John Updike is clearly a masochist. The fact that he has now written 49 books is evidence enough of this fact. Further proof could not be better provided than by his choice of alter-ego: Henry Bech. Like Roth's Nathan Zuckerman, Updike has a character who appears intermittently in his work, of precisely the same age and career as his creator, whose primary purpose is to serve as a conduit for authorial self-flagellation. Bech is Updike as viewed by someone who loathes him. He is vain, self-obsessed, lazy, lecherous, morally weak and, worst of all, overrated as a writer. One has the feeling that any base thought to flit across Updike's mind gets jotted down on a pad and saved up for the next Bech novel.
He has appeared twice before, in Bech: A Book and Bech is Back, both of which are among Updike's lightest novels. Once every decade, Updike seems to get the urge to take a break from writing masterpieces to dash off a short, silly novel taking the piss out of the whole writing process. Bech at Bay feels like the last of these. If nothing else, it simply can't get any sillier. When John Updike, the ultimate dirty realist, writes about a novelist who dresses up in a cape and, along with an accomplice called Robin, sets about murdering critics who have given him bad reviews, something strange has happened.
This Portrait of the Artist as An Old Man meets Batman scenario occurs in "Bech Noir", the fourth of the five increasingly weird stories which comprise this collection/quasi-novel. If you don't believe that things could possibly get odder than this, then you will have to read the final story for yourself. Suffice to say, it culminates in Henry Bech getting his baby to deliver the conclusion of a Nobel Prize acceptance speech.

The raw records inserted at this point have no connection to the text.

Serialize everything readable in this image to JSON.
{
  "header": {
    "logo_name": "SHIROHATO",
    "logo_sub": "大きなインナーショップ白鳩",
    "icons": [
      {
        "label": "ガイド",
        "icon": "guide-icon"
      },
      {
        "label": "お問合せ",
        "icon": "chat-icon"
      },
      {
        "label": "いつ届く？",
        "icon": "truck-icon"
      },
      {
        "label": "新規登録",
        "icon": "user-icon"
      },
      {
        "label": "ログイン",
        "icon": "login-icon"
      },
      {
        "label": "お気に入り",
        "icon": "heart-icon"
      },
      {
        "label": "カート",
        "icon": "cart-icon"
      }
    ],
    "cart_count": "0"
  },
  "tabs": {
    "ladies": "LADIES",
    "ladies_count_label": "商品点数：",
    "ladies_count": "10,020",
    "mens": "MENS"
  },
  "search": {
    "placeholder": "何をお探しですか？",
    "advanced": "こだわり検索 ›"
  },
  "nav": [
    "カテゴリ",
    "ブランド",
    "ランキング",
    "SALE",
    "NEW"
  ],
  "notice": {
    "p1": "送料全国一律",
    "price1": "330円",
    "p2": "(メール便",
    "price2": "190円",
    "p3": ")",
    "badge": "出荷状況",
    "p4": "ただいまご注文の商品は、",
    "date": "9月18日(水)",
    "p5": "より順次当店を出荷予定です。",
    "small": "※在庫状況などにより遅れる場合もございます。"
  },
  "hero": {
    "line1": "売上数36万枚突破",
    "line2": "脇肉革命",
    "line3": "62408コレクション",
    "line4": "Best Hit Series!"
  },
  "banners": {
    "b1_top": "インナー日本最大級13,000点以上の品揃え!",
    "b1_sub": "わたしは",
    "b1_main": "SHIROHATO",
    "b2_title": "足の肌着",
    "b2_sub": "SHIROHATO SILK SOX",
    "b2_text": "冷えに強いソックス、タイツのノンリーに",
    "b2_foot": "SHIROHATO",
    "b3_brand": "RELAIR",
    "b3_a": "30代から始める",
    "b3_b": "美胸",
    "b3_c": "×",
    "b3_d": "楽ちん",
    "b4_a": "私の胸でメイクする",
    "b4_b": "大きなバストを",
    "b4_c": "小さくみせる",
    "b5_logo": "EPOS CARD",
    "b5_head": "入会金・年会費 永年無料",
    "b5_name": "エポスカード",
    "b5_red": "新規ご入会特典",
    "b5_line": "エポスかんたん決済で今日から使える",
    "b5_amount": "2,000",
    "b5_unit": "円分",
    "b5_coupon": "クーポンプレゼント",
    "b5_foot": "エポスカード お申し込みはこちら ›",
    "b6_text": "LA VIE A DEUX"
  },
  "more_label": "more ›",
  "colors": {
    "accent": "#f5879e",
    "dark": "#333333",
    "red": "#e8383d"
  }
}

Though Bech at Bay opens with a rather weak from-the-bottom-drawer story set in Communist Czechoslovakia, it soon builds into something more substantial. The heart of the book is the second story, "Bech Presides", the longest and most satisfying in the collection. It tells of how Henry Bech becomes President of a generously endowed New York arts club at the moment when the club's ageing members realise that they are sitting on a piece of prize real estate, and can consequently make a fortune for themselves by dissolving the organisation.
Bech is initially horrified by this suggestion, but after a while all the members are sucked into the greedy spiral of trying to sell off the institution. The story builds into a darkly funny satire of the pervasion of financial greed into the arts. The prospect of wealth reveals the composers, painters, novelists and poets as, primarily, capitalists. This works extremely well as a sour microcosm of Nineties ethics - of the hollow victory of capital over principle. A skyscraper ends up on the site of the club. Money wins.
"Bech Pleads Guilty" is the other strong story in the book. A court room anti-drama, it details the litigation between Bech and a Hollywood producer whom he has carelessly libelled in a magazine article. The case builds, then dribbles away as it gradually becomes clear who will win, with the losing side's motivation tailing off some time before the end of the case. How Bech, the victim of a predatory suit, ends up feeling guilty about his victory produces a finely-tuned and subtle climax. Updike shows how human guilt and legal guilt intertwine in a courtroom, producing ambiguous tinges to any verdict.
Bech at Bay will never have a prominent place in Updike's vast oeuvre, except perhaps as the least characteristic book he could possibly write. Still, for curiosity value, and for the two stories at the heart of the collection, it is an oddly satisfying read.